A Fazlinezhad, M Alavi, S Tabaee, A Mirzaie, N Sharifi, H Yousefzadeh
interatrial septum, lipoma
A Fazlinezhad, M Alavi, S Tabaee, A Mirzaie, N Sharifi, H Yousefzadeh. Case Study of a Large, Rare Interatrial Septum Lipoma. The Internet Journal of Cardiology. 2010 Volume 10 Number 1.
Cardiac lipomas are extremely rare tumors. They can occur in any chamber, but those that originate in the interatrial septum (IAS) are very rare. They usually remain asymptomatic and are detected incidentally, mostly during autopsies. In symptomatic patients, the diagnosis can easily be made by echocardiography or computed cardiography (CT). We report a case of a large interatrial septum lipoma with exertional dyspnea in which the patient underwent successful resection of the tumor.
A benign lipomatous tumor is the most common primary neoplasm of the heart and can be divided into two major groups, primarily on the basis of the degree of encapsulation of the lipoma and the lipomatous hypertrophy of the atrial septum. This case report presents focuses on a female with a large IAS mass that corresponds with a lipoma feature, who was referred to the surgical department.1,2
In 2010, a 32-year-old female was admitted with dyspnea. Two months before she was referred to our cardiology department, she had been diagnosed with Class II exertional dyspnea, as classified by the New York Heart Association (NYHA) Class II. Her jugular vein pressure (JVP) was normal and the physical exam found no problems with her heart and lungs, but she had 1+ pitting edema in her lower limb. Her vital signs were normal. Her chest X-ray showed an increase in the cardiothoracic ratio. A chest computed tomography (CT) scan showed a hypodense mass with fat density in her IAS (Fig.1). Transthoracic echocardiography showed a large echogenic mass in her interatrial septum with a diameter of 8*6.5 cm that filled the right atrium (RA) space and severely restricted the passage of blood trough the tricuspid valve. Transesophageal echocardiography and 3D echocardiography confirmed this data (Fig2, 3). The patient was referred to surgery and a resection of the encapsulated tumor was done completely, because the tumor adhered to the lateral RA wall.

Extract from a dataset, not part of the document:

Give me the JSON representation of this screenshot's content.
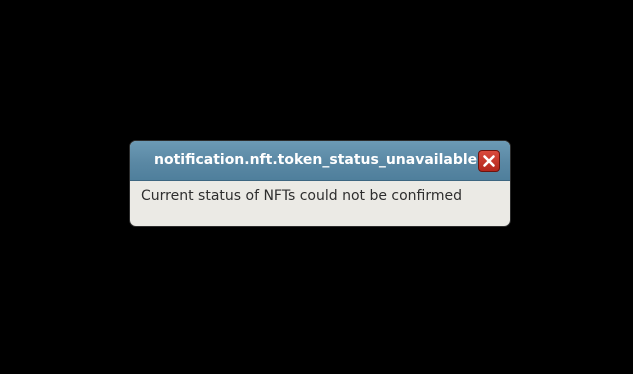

Approximately two-thirds of the RA was removed and repaired using a pericardial patch (Fig. 4). Histopathology of tumor showed mature fat cells suggestive of lipoma (Fig. 5).The patient had no problem in post-surgery follow up.
Primary tumors of the heart are rare with an incidence rate, in autopsy reports, between 0.0017% and 0.056%. Approximately 75% of heart tumors are benign and 25% are malignant. 1 Cardiac lipoma is rare and found in fewer than 1 in 10000 autopsies. Lipomas generally account for only 0.5-3% of excised heart tumors.2,3
Higher estimates for heart tumors, up to 10%, are likely because the data includes information on lipomatous hypertrophy, which is a separate entity. 4
The difference between our case and other common cases of lipoma lies in the origination site, because the IAS is an uncommon site for a tumor. Cardiac tumors usually occur on atrial and ventricular surfaces. The size of the tumor in this case study is another reason it is being reported upon in this paper. Lipomas are composed of localized collections of fat surrounded by a capsule. Fifty percent of lipomas arise subendocardially; the origins of the rest are divided between the myocardia and the epicardia. Most patients with these tumors are asymptomatic. The diagnosis is made at autopsy or the tumor is detected incidentally through chest radiography. The presence and the type of symptoms depends upon the size and the location of the tumor.5
Endocardial lipomas may obstruct the cardiac valves. Large epicardial lipomas may interfere with ventricular function, with resulting dyspnea and fatigue. Myocardial lipomas located near the conduction system may produce conduction defects and arrhythmias.6 On chest radiography, cardiac lipomas typically cause enlargement of the cardiac silhouette and may change the cardiac contour.7
CT is ideally suited for use in the diagnosis of myocardial lipomas, especially those that arise from the epicardium. The fatty composition of the tumor is readily identified by use of CT. In our case, low density mass was seen in the IAS with thoracic CT.8 The echocardiographic appearance of cardiac lipomas varies with their location. Lipomas in the pericardial space have variable echogenecity but are often hypoechogenic, while intracavity lipomas are typically echogenic.7 The histopathology of tumors may consist exclusively of mature fatty tissue cells (lipomas); they may also contain connective tissue cells (fibrolipoma) or muscle cells (myolipoma). In this case, pathologic data correspond with lipoma.8